## Work task
When a record holds a picture, leave the picture out and copy everything else exactly.
** Opening Data records block **
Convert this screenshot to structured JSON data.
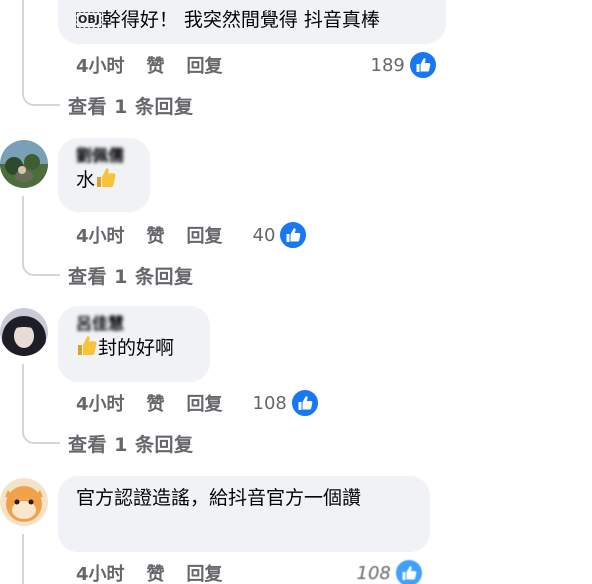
{
  "colors": {
    "accent": "#1877f2",
    "bubble": "#f0f2f5",
    "muted": "#65676b"
  },
  "comments": [
    {
      "author": "",
      "text_prefix": "OBJ",
      "text": "幹得好！ 我突然間覺得 抖音真棒",
      "time": "4小时",
      "like": "赞",
      "reply": "回复",
      "reactions": "189",
      "view_replies": "查看 1 条回复"
    },
    {
      "author": "劉佩儒",
      "text": "水",
      "text_suffix_icon": "thumbs-up-emoji",
      "time": "4小时",
      "like": "赞",
      "reply": "回复",
      "reactions": "40",
      "view_replies": "查看 1 条回复"
    },
    {
      "author": "呂佳慧",
      "text_prefix_icon": "thumbs-up-emoji",
      "text": "封的好啊",
      "time": "4小时",
      "like": "赞",
      "reply": "回复",
      "reactions": "108",
      "view_replies": "查看 1 条回复"
    },
    {
      "author": "",
      "text": "官方認證造謠，給抖音官方一個讚",
      "time": "4小时",
      "like": "赞",
      "reply": "回复",
      "reactions": "108"
    }
  ]
}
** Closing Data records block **
## Written response
Convert this screenshot to structured JSON data.
{
  "colors": {
    "accent": "#1877f2",
    "bubble": "#f0f2f5",
    "muted": "#65676b"
  },
  "comments": [
    {
      "author": "",
      "text_prefix": "OBJ",
      "text": "幹得好！ 我突然間覺得 抖音真棒",
      "time": "4小时",
      "like": "赞",
      "reply": "回复",
      "reactions": "189",
      "view_replies": "查看 1 条回复"
    },
    {
      "author": "劉佩儒",
      "text": "水",
      "text_suffix_icon": "thumbs-up-emoji",
      "time": "4小时",
      "like": "赞",
      "reply": "回复",
      "reactions": "40",
      "view_replies": "查看 1 条回复"
    },
    {
      "author": "呂佳慧",
      "text_prefix_icon": "thumbs-up-emoji",
      "text": "封的好啊",
      "time": "4小时",
      "like": "赞",
      "reply": "回复",
      "reactions": "108",
      "view_replies": "查看 1 条回复"
    },
    {
      "author": "",
      "text": "官方認證造謠，給抖音官方一個讚",
      "time": "4小时",
      "like": "赞",
      "reply": "回复",
      "reactions": "108"
    }
  ]
}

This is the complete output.